Sitting in Aldo’s on Hollywood Blvd in the late afternoon listening to all the record reps discuss their current releases and their chances at KRLA, KFWB, and KHJ. Loud jackets, much alcohol, great stories, and the lowdown on what new records and artists were exciting to them. These long forgotten foot soldiers of the record industry were colorful, hilarious, and entertaining. They would exchange their labels product with each other out of the trunks of their cars. It was all about the music. Our friendship with Tony Richland, (Mr. Richland’s Favorite Song) came out of these afternoons.
Our friendship ended over the last Winston in a pack of cigarettes and a tank of gas. Well, that and Harry’s burgeoning friendship with George, then Paul, then Ringo and John. I was also introduced to Derek Taylor by Patty Farrella, but I was so busy trying to play the Family Tree album, (Miss Butters) for him on a reel to reel tape recorder I slugged into his house, that I failed the ‘cool’ exam. Derek and I remained friendly, however.
Harry of course, went on to become part of the Beatle family, and honestly, I’m thankful I didn’t. I don’t think I would have survived it.

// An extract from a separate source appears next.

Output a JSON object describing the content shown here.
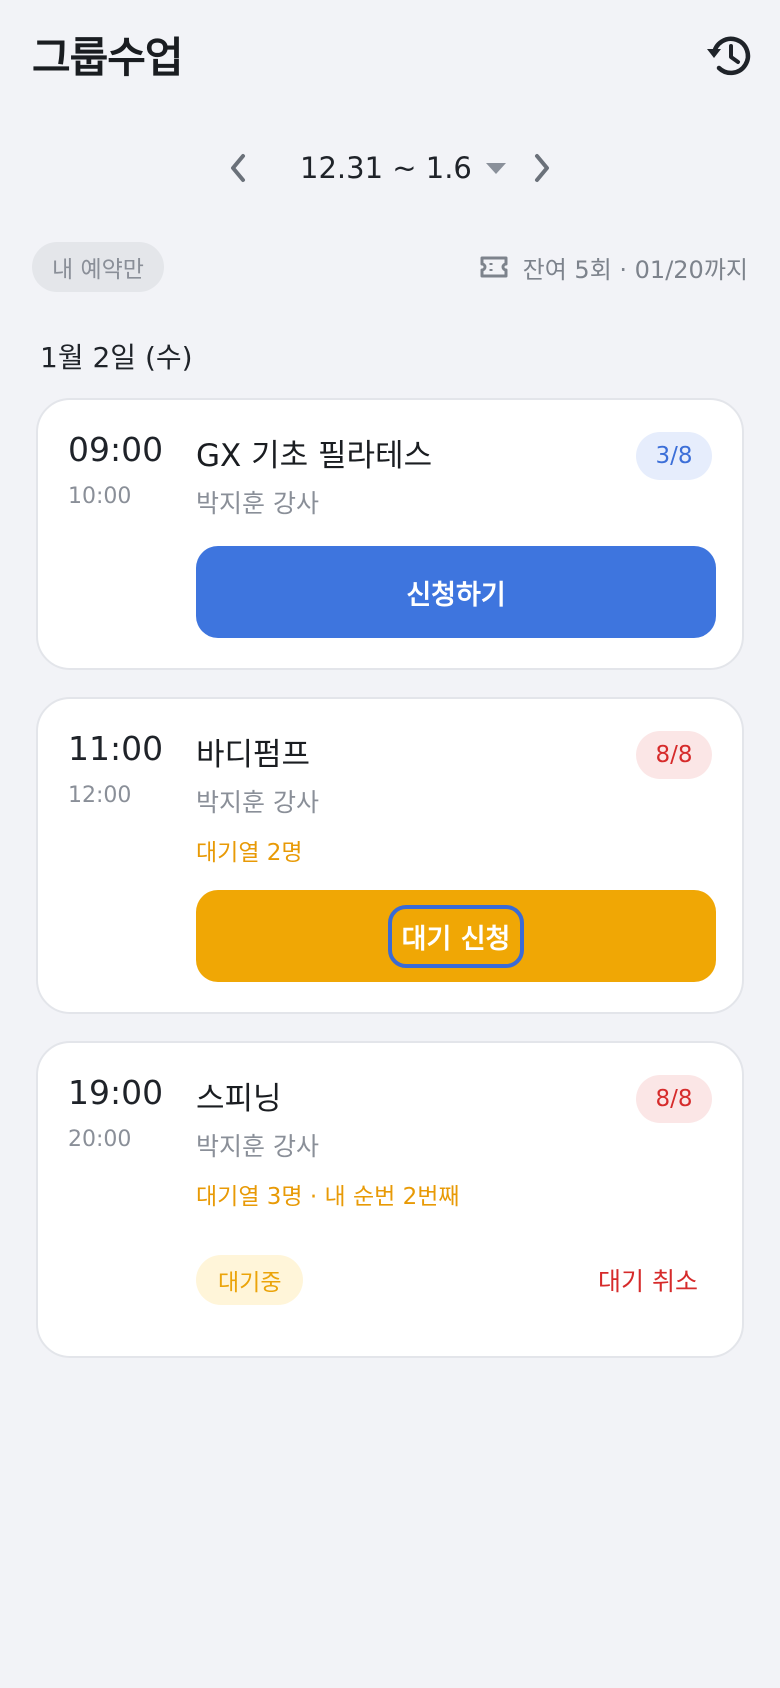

Harry had always been driven by abandonment issues, (1941 is the story of Harry…those things really happened), the rage he carried toward his father, and the feeling of not being ‘good enough’ to be where he was. He could be, like Lennon, a vicious, nasty bastard, and then ‘aw shucks’ you right back into forgiving him.

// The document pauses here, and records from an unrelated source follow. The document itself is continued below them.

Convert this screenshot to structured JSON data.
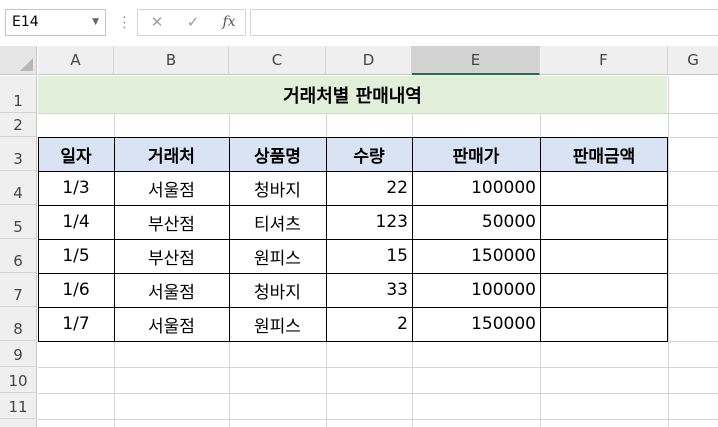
{
  "formula_bar": {
    "name_box": "E14",
    "dots": "⋮",
    "cancel_glyph": "✕",
    "enter_glyph": "✓",
    "fx_glyph": "fx",
    "formula": ""
  },
  "columns": [
    "A",
    "B",
    "C",
    "D",
    "E",
    "F",
    "G"
  ],
  "rows": [
    "1",
    "2",
    "3",
    "4",
    "5",
    "6",
    "7",
    "8",
    "9",
    "10",
    "11"
  ],
  "sheet": {
    "title": "거래처별 판매내역",
    "headers": [
      "일자",
      "거래처",
      "상품명",
      "수량",
      "판매가",
      "판매금액"
    ],
    "data": [
      [
        "1/3",
        "서울점",
        "청바지",
        "22",
        "100000",
        ""
      ],
      [
        "1/4",
        "부산점",
        "티셔츠",
        "123",
        "50000",
        ""
      ],
      [
        "1/5",
        "부산점",
        "원피스",
        "15",
        "150000",
        ""
      ],
      [
        "1/6",
        "서울점",
        "청바지",
        "33",
        "100000",
        ""
      ],
      [
        "1/7",
        "서울점",
        "원피스",
        "2",
        "150000",
        ""
      ]
    ]
  },
  "colors": {
    "title_fill": "#e2efda",
    "header_fill": "#dae3f3",
    "selection_accent": "#217346"
  }
}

There is a track on the CD reissue of Miss Butters called He Spins Around. It is about Harry.
The last time I saw Harry was in line at the Carnegie Deli in New York. He was in front of me in an overcoat and I recognized the back of his head somehow. He was on his way to London to hang out, record, and move into Ringo’s flat for a while. He looked world weary, but still had the old twinkle in his eye. We reminisced while his limo idled out front, caught up, and had a few laughs waiting for our medium old fashioned (pastrami) on a Kaiser with double mustard, pickle on the side. When I asked after Diane, he said that they had gotten divorced, the twinkle in his eyes dimming, with what I could only imagine was caused by leaving his wife and young son behind, of abandoning them, of becoming his father.
Years later, I learned that this was the trip to the airport when he met Una, his second wife, and started his large, lasting family. He only abandoned them on his passing, which came way too early, to a man that probably had much more to share with us before he left.
Miss ya, Harry."